I'm sorry this is a long message, but I don't believe you have reached a consensus, and I don't believe that re-opening the edit war on Thursday is the way to achieve one. (Unless, of course, you can point me to messages by some of the pro-UB faction suggesting that they now agree to some alternative.) Don't you think that some sort of formal mediation / arbitration would be a better way of doing sorting this out?
ras52 14:25, 21 August 2007 (UTC)

Sure a formal mediation would be best, as long as it doesnt come to a "we neither condone nor reject its use" cop-out at the end of it all. Its important to point out that the symbolism in the flag isnt just offensive, its deliberately offensive.
Whats more I doubt very much its going to help people recognise N Ireland, seeing as its no longer in any kind of real world use, & it looks exactly like the St George's Cross of England unless you look closely. I for one didnt even realise the flag existed until I saw it in use for a football match a few years back. Fennessy 15:21, 21 August 2007 (UTC)

See this here.--padraig 15:51, 18 August 2007 (UTC)

Maps instead of flags[edit]

I've not especially keen on the current mixture of flags and maps in this template, though it seems that consistently using flags will remain controversial because of the interminable dispute over the flag of Northern Ireland. Because of this, I have created a new set of thumbnail maps that I hope will allow us to create a clearer and more consistent template without getting involved in the flag dispute. I would therefore like to propose the following new version.

Thoughts? — ras52 14:21, 29 October 2007 (UTC)

I like that, well done.--Padraig 14:27, 29 October 2007 (UTC)
Yes, that's good.(Sarah777 16:09, 29 October 2007 (UTC))

I think this should be implemented as I can't see how anyone having any serious objection to this.--Padraig 17:27, 29 October 2007 (UTC)

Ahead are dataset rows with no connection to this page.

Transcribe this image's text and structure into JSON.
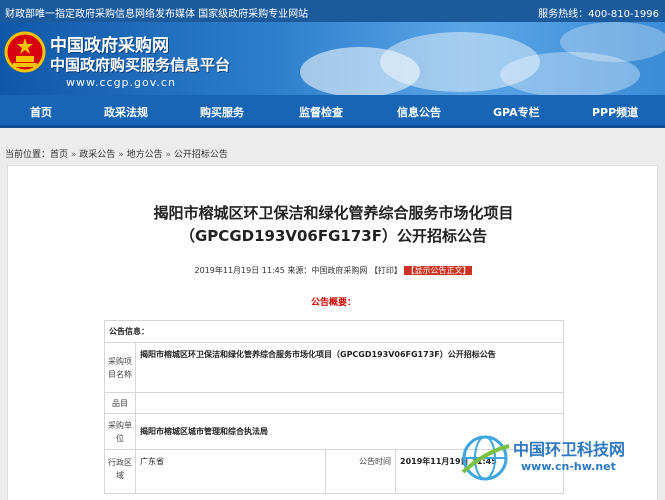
{
  "topbar": {
    "left": "财政部唯一指定政府采购信息网络发布媒体 国家级政府采购专业网站",
    "hotline": "服务热线：400-810-1996"
  },
  "header": {
    "site_name": "中国政府采购网",
    "site_subtitle": "中国政府购买服务信息平台",
    "site_url": "www.ccgp.gov.cn"
  },
  "nav": [
    "首页",
    "政采法规",
    "购买服务",
    "监督检查",
    "信息公告",
    "GPA专栏",
    "PPP频道"
  ],
  "breadcrumb": {
    "prefix": "当前位置：",
    "items": [
      "首页",
      "政采公告",
      "地方公告",
      "公开招标公告"
    ],
    "sep": "»"
  },
  "article": {
    "title_line1": "揭阳市榕城区环卫保洁和绿化管养综合服务市场化项目",
    "title_line2": "（GPCGD193V06FG173F）公开招标公告",
    "date": "2019年11月19日 11:45",
    "source": "来源：中国政府采购网",
    "print": "【打印】",
    "show_text": "【显示公告正文】",
    "summary_title": "公告概要："
  },
  "info_table": {
    "header": "公告信息：",
    "project_label": "采购项目名称",
    "project_value": "揭阳市榕城区环卫保洁和绿化管养综合服务市场化项目（GPCGD193V06FG173F）公开招标公告",
    "item_label": "品目",
    "item_value": "",
    "unit_label": "采购单位",
    "unit_value": "揭阳市榕城区城市管理和综合执法局",
    "region_label": "行政区域",
    "region_value": "广东省",
    "time_label": "公告时间",
    "time_value": "2019年11月19日 11:45"
  },
  "watermark": {
    "name": "中国环卫科技网",
    "url": "www.cn-hw.net"
  },
  "colors": {
    "topbar": "#1c5a9e",
    "nav": "#1765b4",
    "accent_red": "#c00",
    "watermark_blue": "#2f79c0"
  }
}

 Doneras52 10:40, 31 October 2007 (UTC)

Great decision. Biofoundationsoflanguage 17:08, 31 October 2007 (UTC)

Looks good, well done! (Sarah777 23:30, 31 October 2007 (UTC))